Here’s something that’s been bugging me for a while: when philosophers characterize conscious mental states, they often do so in terms that seem to imply that those states are self-conscious. In other words, they seem to be conflating consciousness and self-consciousness; assuming, in effect, that all conscious states are self-conscious – which, given the plausibility of the view that all self-conscious states are conscious, implies that a state is conscious just in case it’s self-conscious.
For example, in the Stanford Encyclopedia of Philosophy entry on Consciousness, the first (of six) mentioned ways of understanding state consciousness (i.e., what it is for a state to be conscious) is as a state one is aware of. As it’s put there: “a conscious mental state is simply a state one is aware of being in” (accessed May 18, 2017). It’s important, of course, that some of the other mentioned ways of understanding state consciousness are radically different in this respect. But it’s still remarkable, I think, that there’s even a single understanding of state consciousness that (apparently) equates it with state self-consciousness.

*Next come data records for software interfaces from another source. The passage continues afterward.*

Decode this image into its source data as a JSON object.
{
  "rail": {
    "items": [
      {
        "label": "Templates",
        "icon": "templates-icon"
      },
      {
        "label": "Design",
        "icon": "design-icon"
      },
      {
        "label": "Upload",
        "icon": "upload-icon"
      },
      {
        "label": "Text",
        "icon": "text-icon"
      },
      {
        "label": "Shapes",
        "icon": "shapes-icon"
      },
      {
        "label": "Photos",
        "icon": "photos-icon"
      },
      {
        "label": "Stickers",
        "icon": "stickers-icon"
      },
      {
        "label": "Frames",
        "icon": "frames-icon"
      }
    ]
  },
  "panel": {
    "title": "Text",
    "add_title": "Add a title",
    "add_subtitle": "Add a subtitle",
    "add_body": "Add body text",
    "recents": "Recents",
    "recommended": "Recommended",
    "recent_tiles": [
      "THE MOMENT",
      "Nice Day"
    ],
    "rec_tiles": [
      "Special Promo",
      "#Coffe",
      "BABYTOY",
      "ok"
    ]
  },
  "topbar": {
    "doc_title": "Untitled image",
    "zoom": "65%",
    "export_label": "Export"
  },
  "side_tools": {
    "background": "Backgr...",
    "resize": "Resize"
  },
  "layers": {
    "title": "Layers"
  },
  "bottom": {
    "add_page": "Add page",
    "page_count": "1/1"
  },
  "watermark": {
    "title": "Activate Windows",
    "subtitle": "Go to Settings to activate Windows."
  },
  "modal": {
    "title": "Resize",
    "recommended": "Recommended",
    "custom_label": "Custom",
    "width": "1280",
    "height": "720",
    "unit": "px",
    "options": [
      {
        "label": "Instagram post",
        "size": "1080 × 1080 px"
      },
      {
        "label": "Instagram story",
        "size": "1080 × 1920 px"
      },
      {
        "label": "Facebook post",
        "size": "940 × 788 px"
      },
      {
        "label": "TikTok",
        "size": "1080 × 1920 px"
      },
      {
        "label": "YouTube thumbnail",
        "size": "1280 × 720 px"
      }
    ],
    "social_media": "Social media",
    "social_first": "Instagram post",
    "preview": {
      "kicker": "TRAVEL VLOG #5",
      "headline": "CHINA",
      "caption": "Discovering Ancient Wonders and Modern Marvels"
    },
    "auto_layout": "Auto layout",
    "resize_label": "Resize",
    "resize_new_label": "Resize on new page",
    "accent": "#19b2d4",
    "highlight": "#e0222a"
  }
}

Now, I don’t myself have anything particularly insightful to say about consciousness (understood now as distinct from self-consciousness). But these issues do affect things in which I have a direct interest, in particular, the distinction between occurrent and non-occurrent (“standing”) states. (On my official view, “occurrent state” is a contradiction in terms. A hint of the contradiction comes out if you notice that “occurrent” is closely related to “occurrence,” another name for an event. Or, as I like to put it: an occurrence is a happening. And a state is precisely not a happening. Of course you can extend your use of “state,” and allow yourself to talk of, say, the state of being in the process of walking across the street. But that doesn’t obviate the need for some distinction between, for example, states and processes. That is: there’s an important sense of “state” in which the state of being in the process of walking across the street just isn’t a state, precisely because it’s a process.)
These issues came up earlier this week when I was reading Gary Bartlett’s just-published paper “Occurrent States” (here). Bartlett cites a glossary entry for “occurrent beliefs” from David Braddon-Mitchell and Frank Jackson’s book Philosophy of Mind and Cognition (Oxford: Blackwell, 1996), according to which occurrent beliefs are “Beliefs of which one is actively aware” (303 of the book). The suggestion here isn’t just that a belief is occurrent only if it’s self-conscious. It’s that the occurrence of belief (i.e., its being occurrent, rather than non-occurrent) is to be understood in terms of self-consciousness. But to the extent that that suggestion rests on the conflation of consciousness with self-consciousness, it’s dubious. More importantly, from my perspective: if that conflation is common, it’s likely to occlude views on which the occurrence of a belief (and the occurrence states more generally) isn’t to be understood in terms of (and perhaps doesn’t even involve) self-consciousness.
I unfortunately don’t have the time right now to back this claim up with evidence, but it seems to me that this kind of conflation of consciousness and self-consciousness is fairly ubiquitous in at least some corners of the philosophy of mind (and action, actually). It’s certainly of a piece with a certain sort of methodology common in certain circles, what’s sometimes called the “first-person” methodology. (This sort of methodology is commonly adopted by those influenced by Richard Moran’s Authority and Estrangement, though I’m not entirely sure that Moran himself employs it, at least as I understand it.) The idea here is that we (for some reason) need to think of, for example, what it is to believe something from the first-person perspective, if we’re going to understand what belief is. The problem, from my perspective, is that, if you think of belief only from the first-person perspective, you’ll necessarily be thinking of specifically self-conscious belief. And so if you employ this methodology and, using it, produce arguments to the effect that all beliefs are self-conscious, or that belief is essentially self-conscious, that might be because you’ve begged the question, in the sense that your very methodology ensures that the only beliefs that will come into view for you (and so, perhaps, the only things you’ll be willing to call beliefs) will be self-conscious beliefs.
I’ll add that I’m not terribly confident in these criticisms. But they reflect considerations that make me suspicious of a lot of recent work in the philosophy of mind and action. At the very least, I’d like to hear a lot more about how philosophers like Bartlett and Braddon-Mitchell and Jackson (just to mention those I’ve mentioned here) think about the distinction between consciousness and self-consciousness.
Actually, Bartlett does, in a sense, discuss this issue (in section 4), though he does it under the guise of asking whether occurrent states can be unconscious. To me, though, it looks like these so-called unconscious states might be merely non-self-conscious, hence, perhaps, conscious. So I’d also like to know more about how these philosophers think of the distinction between the conscious and the unconscious. Or, more completely: how do we understanding the three-fold distinction between the conscious, the self-conscious, and the unconscious?